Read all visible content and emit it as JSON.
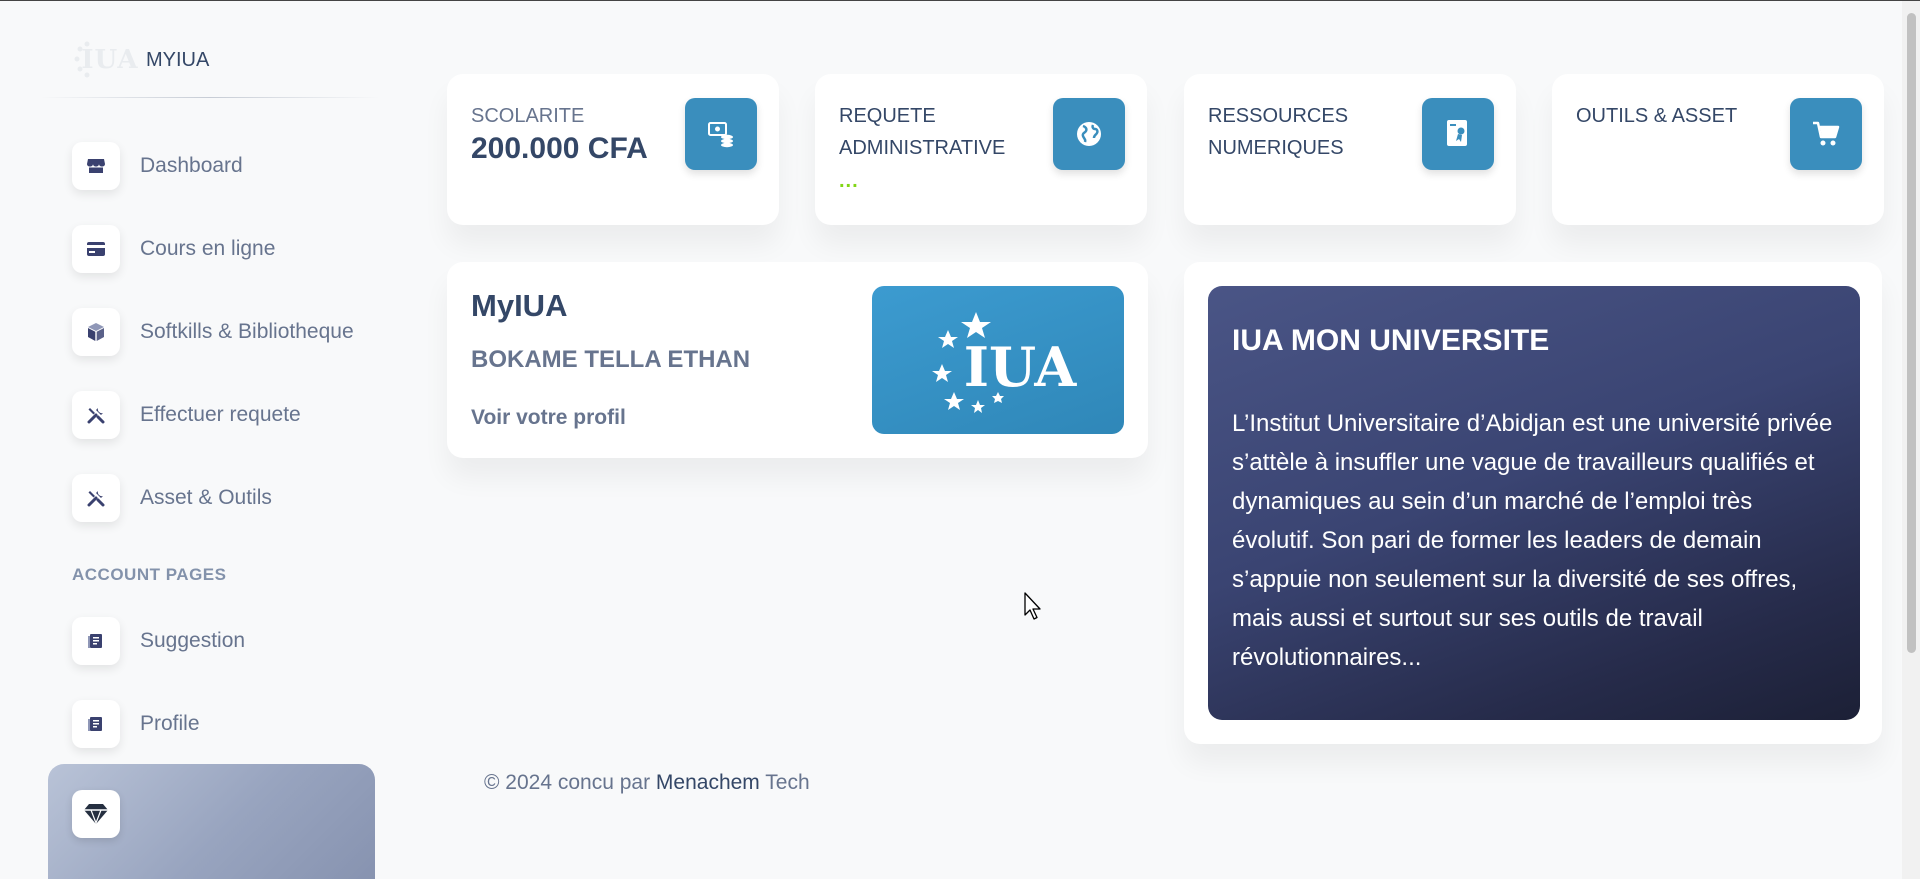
{
  "brand": {
    "logo_text": "IUA",
    "name": "MYIUA"
  },
  "sidebar": {
    "items": [
      {
        "label": "Dashboard",
        "icon": "shop-icon"
      },
      {
        "label": "Cours en ligne",
        "icon": "credit-card-icon"
      },
      {
        "label": "Softkills & Bibliotheque",
        "icon": "box-icon"
      },
      {
        "label": "Effectuer requete",
        "icon": "tools-icon"
      },
      {
        "label": "Asset & Outils",
        "icon": "tools-icon"
      }
    ],
    "account_heading": "ACCOUNT PAGES",
    "account_items": [
      {
        "label": "Suggestion",
        "icon": "document-icon"
      },
      {
        "label": "Profile",
        "icon": "document-icon"
      }
    ],
    "help_icon": "diamond-icon"
  },
  "stats": [
    {
      "title": "SCOLARITE",
      "value": "200.000 CFA",
      "icon": "money-coins-icon"
    },
    {
      "title": "REQUETE ADMINISTRATIVE",
      "value": "...",
      "icon": "world-icon"
    },
    {
      "title": "RESSOURCES NUMERIQUES",
      "value": "",
      "icon": "paper-diploma-icon"
    },
    {
      "title": "OUTILS & ASSET",
      "value": "",
      "icon": "cart-icon"
    }
  ],
  "profile": {
    "app_name": "MyIUA",
    "student_name": "BOKAME TELLA ETHAN",
    "link": "Voir votre profil",
    "image_text": "IUA"
  },
  "university": {
    "title": "IUA MON UNIVERSITE",
    "text": "L’Institut Universitaire d’Abidjan est une université privée s’attèle à insuffler une vague de travailleurs qualifiés et dynamiques au sein d’un marché de l’emploi très évolutif. Son pari de former les leaders de demain s’appuie non seulement sur la diversité de ses offres, mais aussi et surtout sur ses outils de travail révolutionnaires..."
  },
  "footer": {
    "prefix": "© 2024 concu par ",
    "link": "Menachem",
    "suffix": " Tech"
  },
  "colors": {
    "accent": "#3a8ebd",
    "text_dark": "#344767",
    "text_muted": "#67748e",
    "success": "#82d616"
  }
}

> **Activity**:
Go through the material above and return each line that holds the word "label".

> **Written response**:
        "label": "Dashboard",
        "label": "Cours en ligne",
        "label": "Softkills & Bibliotheque",
        "label": "Effectuer requete",
        "label": "Asset & Outils",
        "label": "Suggestion",
        "label": "Profile",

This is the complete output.